Collection entries:
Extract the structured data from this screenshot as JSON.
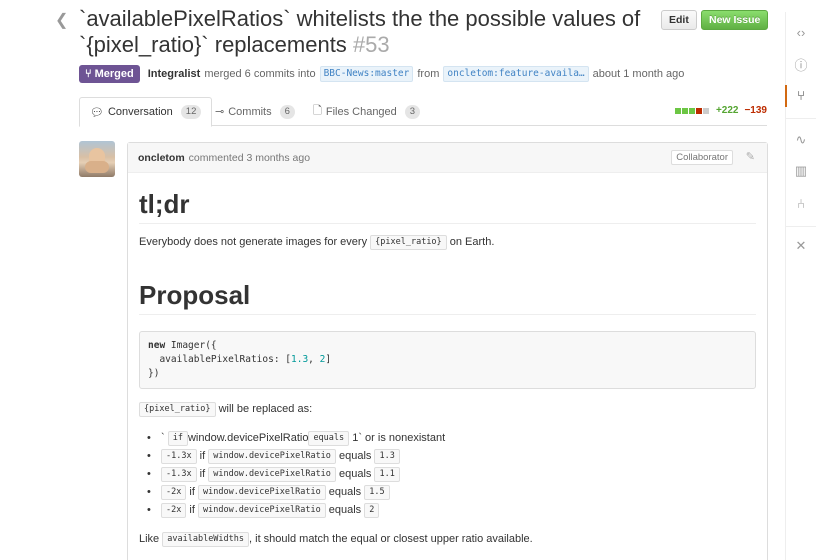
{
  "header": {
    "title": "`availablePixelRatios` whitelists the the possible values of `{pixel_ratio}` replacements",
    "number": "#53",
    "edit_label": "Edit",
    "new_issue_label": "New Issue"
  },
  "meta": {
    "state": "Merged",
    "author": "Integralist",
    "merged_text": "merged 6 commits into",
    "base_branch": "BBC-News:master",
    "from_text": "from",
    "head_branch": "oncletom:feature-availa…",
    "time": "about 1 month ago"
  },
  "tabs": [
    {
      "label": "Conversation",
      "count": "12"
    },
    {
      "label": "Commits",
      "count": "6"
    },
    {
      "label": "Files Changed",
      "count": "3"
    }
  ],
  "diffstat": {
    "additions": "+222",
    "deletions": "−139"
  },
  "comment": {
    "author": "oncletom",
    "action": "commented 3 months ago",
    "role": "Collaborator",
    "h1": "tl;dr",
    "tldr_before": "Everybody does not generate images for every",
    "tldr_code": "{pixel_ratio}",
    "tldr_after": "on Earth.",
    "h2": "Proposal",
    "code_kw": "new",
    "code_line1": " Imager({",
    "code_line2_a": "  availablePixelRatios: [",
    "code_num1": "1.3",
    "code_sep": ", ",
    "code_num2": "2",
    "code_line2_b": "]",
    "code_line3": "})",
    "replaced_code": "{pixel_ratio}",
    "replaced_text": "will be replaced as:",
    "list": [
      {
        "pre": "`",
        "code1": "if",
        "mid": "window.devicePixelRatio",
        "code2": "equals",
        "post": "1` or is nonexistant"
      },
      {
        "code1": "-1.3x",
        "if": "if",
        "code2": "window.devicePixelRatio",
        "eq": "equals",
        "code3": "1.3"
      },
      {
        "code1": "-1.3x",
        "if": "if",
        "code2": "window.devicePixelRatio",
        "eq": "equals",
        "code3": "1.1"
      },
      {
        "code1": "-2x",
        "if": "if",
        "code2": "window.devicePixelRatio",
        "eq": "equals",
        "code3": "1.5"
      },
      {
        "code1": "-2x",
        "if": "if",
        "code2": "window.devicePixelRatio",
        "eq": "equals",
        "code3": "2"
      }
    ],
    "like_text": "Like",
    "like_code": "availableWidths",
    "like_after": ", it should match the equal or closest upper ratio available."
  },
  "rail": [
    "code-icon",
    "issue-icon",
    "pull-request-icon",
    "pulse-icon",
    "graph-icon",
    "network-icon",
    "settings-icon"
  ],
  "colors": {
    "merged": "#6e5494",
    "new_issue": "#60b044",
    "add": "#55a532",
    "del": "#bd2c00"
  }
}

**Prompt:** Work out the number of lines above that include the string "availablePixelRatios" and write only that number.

**Answer box:** 2